Ed. Note: My thoughts are still jumbled on this. It’s really hard to get past incoherent rage. So, I apologize that this is going to be disjointed. It’s the best I could do.
My reaction in reading the Hobby Lobby decision on Monday: FUCK YOU, SCOTUS, AND THE HOBBY LOBBY HORSE YOU RODE IN ON.* I was pissed off, disgusted, seething, and a whole plethora of other emotions, and I still am. But what I am the most is tired.
I’m tired of being considered a second-class citizen in this country because of my gender. Yes, I can get pregnant and give life, but that doesn’t mean that I should be forced to do so. “The fetus is a person.” Well, no. It’s potential person at best, and given that 10 – 20% of pregnancies end up in miscarriages, it’s easy to refute that truism, even if you can’t convince the person saying it. If it were true that every pregnancy should be brought to term, there would be no miscarriages. There are valid reasons for terminating a pregnancy, even if it’s not because the fetus has a genetic defect. Now, I’m going to say something heretical. Even if I were to concede that a fetus is a life (which, again, I don’t), my rejoinder would be that I am, too. I’m a living, breathing person, and I fucking matter. I matter as much as those cells hypothetically swimming around inside my body; no, I matter MORE. I wrote about this realization after Dr. Tiller’s murder. You can read my thoughts about why I matter here. And, to get even more meta about it, why it matters that I realize I matter.
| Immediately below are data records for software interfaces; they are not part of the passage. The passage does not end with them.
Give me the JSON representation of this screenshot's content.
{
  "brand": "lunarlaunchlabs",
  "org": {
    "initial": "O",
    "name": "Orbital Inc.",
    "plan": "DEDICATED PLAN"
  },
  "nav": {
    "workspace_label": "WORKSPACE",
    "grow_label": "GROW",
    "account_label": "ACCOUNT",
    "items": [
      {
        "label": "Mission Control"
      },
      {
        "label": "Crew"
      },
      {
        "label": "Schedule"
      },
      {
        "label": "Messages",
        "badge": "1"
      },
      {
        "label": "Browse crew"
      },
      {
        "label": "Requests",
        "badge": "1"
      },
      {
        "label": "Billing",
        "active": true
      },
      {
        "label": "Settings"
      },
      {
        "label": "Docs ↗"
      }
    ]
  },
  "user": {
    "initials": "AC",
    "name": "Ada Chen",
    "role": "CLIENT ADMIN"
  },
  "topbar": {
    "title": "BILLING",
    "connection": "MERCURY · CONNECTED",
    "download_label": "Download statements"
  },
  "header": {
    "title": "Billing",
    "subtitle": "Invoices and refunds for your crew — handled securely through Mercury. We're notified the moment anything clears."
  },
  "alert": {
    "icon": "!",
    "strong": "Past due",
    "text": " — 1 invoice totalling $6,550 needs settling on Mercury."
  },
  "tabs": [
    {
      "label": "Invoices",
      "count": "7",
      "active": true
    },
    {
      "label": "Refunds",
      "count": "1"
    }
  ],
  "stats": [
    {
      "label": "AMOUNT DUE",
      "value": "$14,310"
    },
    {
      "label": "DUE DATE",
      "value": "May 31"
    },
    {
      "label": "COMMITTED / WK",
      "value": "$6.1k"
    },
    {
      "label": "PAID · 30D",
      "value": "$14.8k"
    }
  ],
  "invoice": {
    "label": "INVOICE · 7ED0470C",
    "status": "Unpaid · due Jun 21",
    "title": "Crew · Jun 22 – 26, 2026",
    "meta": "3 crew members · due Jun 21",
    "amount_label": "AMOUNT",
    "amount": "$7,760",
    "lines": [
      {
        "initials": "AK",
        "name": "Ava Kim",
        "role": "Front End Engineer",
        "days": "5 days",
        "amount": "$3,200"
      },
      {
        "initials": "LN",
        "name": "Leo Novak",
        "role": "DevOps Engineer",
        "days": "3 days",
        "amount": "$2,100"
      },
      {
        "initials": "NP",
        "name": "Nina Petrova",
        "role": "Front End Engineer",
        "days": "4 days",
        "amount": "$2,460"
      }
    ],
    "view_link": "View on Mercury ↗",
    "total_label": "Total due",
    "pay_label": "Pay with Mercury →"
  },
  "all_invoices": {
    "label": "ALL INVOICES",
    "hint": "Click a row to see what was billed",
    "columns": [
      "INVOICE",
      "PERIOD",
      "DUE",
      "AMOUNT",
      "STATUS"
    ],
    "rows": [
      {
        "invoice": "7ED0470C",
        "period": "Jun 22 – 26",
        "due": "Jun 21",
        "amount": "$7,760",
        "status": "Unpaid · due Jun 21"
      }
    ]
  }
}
Going down that road, that’s another thing that makes me tired. These religious extremists are telling me that I don’t matter as much as this potential person does. My hopes, dreams, fears, ambitions, etc., are meaningless to these assholes once I become pregnant. Then, I am nothing more than a vessel for the potential life inside of me. They are saying that anything I want for my life is moot once a sperm happens to hook up with one of my eggs, and I am having none of it. What’s ironic is that they don’t give a shit once the baby is actually born, but another post for another day.
I am tired of the anti-choice successfully dominating the narrative so that pro-choice activists have to apologize for abortion or qualify it. Yes, it’s a terrible horrible awful thing and yes the goal is zero abortions and, and, and….We’ve allowed them to define ‘good’ abortions (or rather, acceptable abortions, i.e., in the case of rape, incest, and to save the life of the mother) versus ‘bad’ abortion (unacceptable abortions, every other abortion). It’s because of this that anti-choicers can argue about the evil Slutty McSluts who are having sex all over the place and then going through the drive-thru of McDonald’s to order up their abortions for the day. Continue Reading